Anyway we have a lovely walk to Abereiddy, a small village where the coasteerers set off from.  There doesn’t appear to be much there other than a well equipped food van on the car park. We will come back to that.  We continue on to the next village Porthgain where we know there is a pub. After a couple of sharp showers the sun is out and we take off waterproofs and bare our arms on what turns out to be a beautiful day.  This time of year is great for walking because there is so much wildflower around the edges of the path.  I’m sure that we are doing so much more to preserve our countryside and flowers are returning that we haven’t seen in a number of years.  This is National Trust land and they do a great job at preserving land so that we can enjoy it.


We arrive in time for lunch at Porthgain, a small village but obviously well visited by tourists with gift shops and a gallery, a restaurant and a pub, The Sloop Inn. There is a lovely little harbour and the tide is out. A man and his dog are digging for something in the muddy sand.  There is a strange building clinging to the cliffs that is almost fortress like and on researching it, it is a relic of slate quarrying days.  The slate used to come via a tramway, to be worked on here before being shipped out.  For a time when the slate mines closed it became a brick factory and later for crushing road stone.  Along with the large brick hoppers it is now an important national monument.

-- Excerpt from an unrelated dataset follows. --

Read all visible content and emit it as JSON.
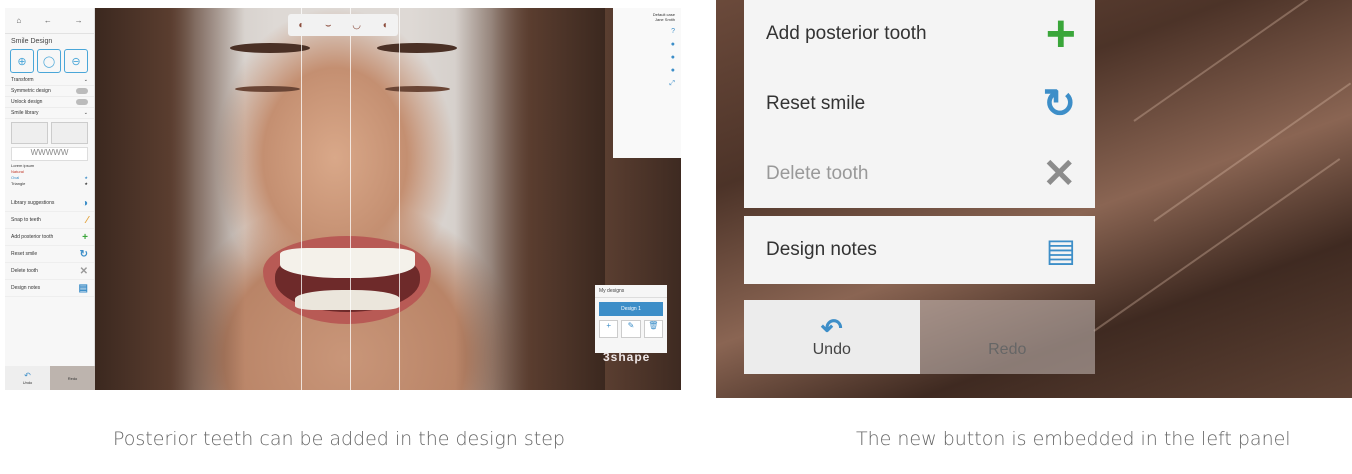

Dubber’s choice of a national monument would be this:


We make short work of walking back.  Dubber is perturbed that I’m on my second wind as I’m racing ahead, but to be honest I need the loo! It’s the beer my dear.

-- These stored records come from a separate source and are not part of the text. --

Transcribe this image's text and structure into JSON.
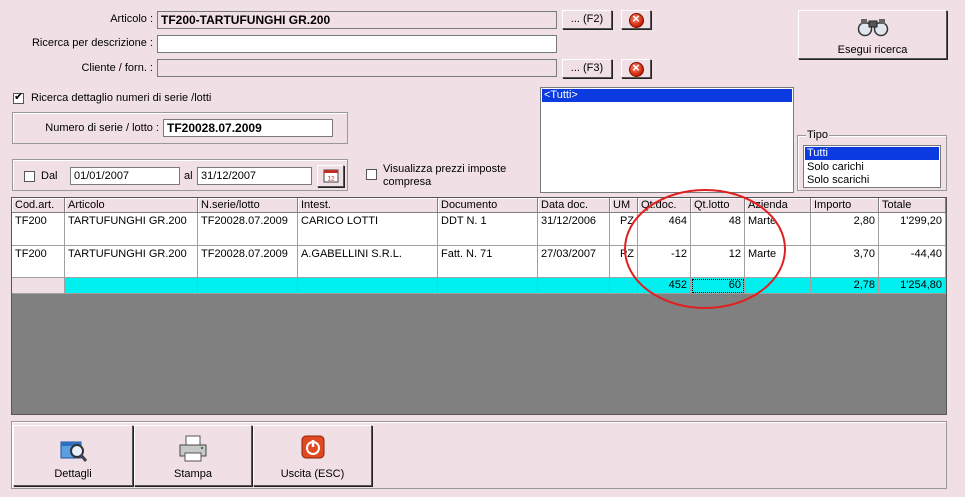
{
  "form": {
    "articolo_label": "Articolo :",
    "articolo_value": "TF200-TARTUFUNGHI GR.200",
    "f2_label": "... (F2)",
    "ricerca_label": "Ricerca per descrizione :",
    "ricerca_value": "",
    "cliente_label": "Cliente / forn. :",
    "cliente_value": "",
    "f3_label": "... (F3)",
    "dettaglio_checkbox_label": "Ricerca dettaglio numeri di serie /lotti",
    "dettaglio_checked": true,
    "numero_serie_label": "Numero di serie / lotto :",
    "numero_serie_value": "TF20028.07.2009",
    "dal_label": "Dal",
    "dal_checked": false,
    "dal_value": "01/01/2007",
    "al_label": "al",
    "al_value": "31/12/2007",
    "prezzi_label_line1": "Visualizza prezzi imposte",
    "prezzi_label_line2": "compresa",
    "prezzi_checked": false
  },
  "search_button": {
    "label": "Esegui ricerca",
    "icon": "binoculars-icon"
  },
  "aziende_list": {
    "selected": "<Tutti>"
  },
  "tipo": {
    "title": "Tipo",
    "options": [
      "Tutti",
      "Solo carichi",
      "Solo scarichi"
    ],
    "selected": "Tutti"
  },
  "grid": {
    "columns": [
      "Cod.art.",
      "Articolo",
      "N.serie/lotto",
      "Intest.",
      "Documento",
      "Data doc.",
      "UM",
      "Qt.doc.",
      "Qt.lotto",
      "Azienda",
      "Importo",
      "Totale"
    ],
    "rows": [
      [
        "TF200",
        "TARTUFUNGHI GR.200",
        "TF20028.07.2009",
        "CARICO LOTTI",
        "DDT N. 1",
        "31/12/2006",
        "PZ",
        "464",
        "48",
        "Marte",
        "2,80",
        "1'299,20"
      ],
      [
        "TF200",
        "TARTUFUNGHI GR.200",
        "TF20028.07.2009",
        "A.GABELLINI S.R.L.",
        "Fatt. N. 71",
        "27/03/2007",
        "PZ",
        "-12",
        "12",
        "Marte",
        "3,70",
        "-44,40"
      ]
    ],
    "totals": [
      "",
      "",
      "",
      "",
      "",
      "",
      "",
      "452",
      "60",
      "",
      "2,78",
      "1'254,80"
    ],
    "highlight_color": "#00f0f0"
  },
  "buttons": {
    "dettagli": "Dettagli",
    "stampa": "Stampa",
    "uscita": "Uscita (ESC)"
  },
  "colors": {
    "window_bg": "#f0e0e6",
    "selection": "#0a3ae0",
    "annotation": "#e02020"
  }
}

We unhitched Rosie from the awning and headed out to St Davids.  It’s the closest town or is that city as it has a cathedral. It has an impressive cathedral and remains of the Bishops Palace.  There are quaint shops and a supermarket; we have a list of things we forgot to bring.  Need to have a list permanently in the food box to check before we come.


We people watch as we had lunch but this visitor caused a distraction because it was feeling a bit peckish!


We sampled the local beer too.

Back at the van we make dinner and sit out in the evening sun to wait for the sunset.  Unfortunately the clouds moved in so it wasn’t as spectacular as we thought, but we are happy just to admire the view before the Skipbo challenge starts.

Another day and a trip out in the van today.  We are heading to Tenby.  It’s one of those places everyone except me has been to.  Even Dubber tells me he came here as a child.  First impressions are very good.  It’s an upmarket holiday destination.  No kiss me quick hats, more fancy gift shops, wine and coffee bars.  Inside the town walls there is a lovely feel to the town. We wander the shops and have a spot of lunch whilst people watching before we have a shower of rain.  We walk to look over the beach and make a visit to the Lifeboat, and next door was the old lifeboat station that became a home on Grand Designs.  A bit public!


We sat and enjoyed the sunshine a while longer then headed back to our campsite for dinner, this time experiencing a fantastic sunset.  How beautiful this world is.


After another killing at Skipbo, Dubber really does get fed up with me winning, we bunker down for the night and the next day we pack up quite swiftly – another asset of the new awning, it deflates really easily.

We say goodbye to the sea and make our way back towards Cardiff. We are stopping off near Cowbridge with friends Bev and Dick and enjoy a beautiful lunch in their garden.  There’s nothing better than relaxing in someone’s beautiful garden and enjoying lunch with lovely people.

So the awning was a real success.  I have another good win at Skipbo under my belt and at last I’ve visited Pembrokeshire, which was on my bucket list of places to visit in Rosie.  Another week and we are taking her out again.  Can’t wait.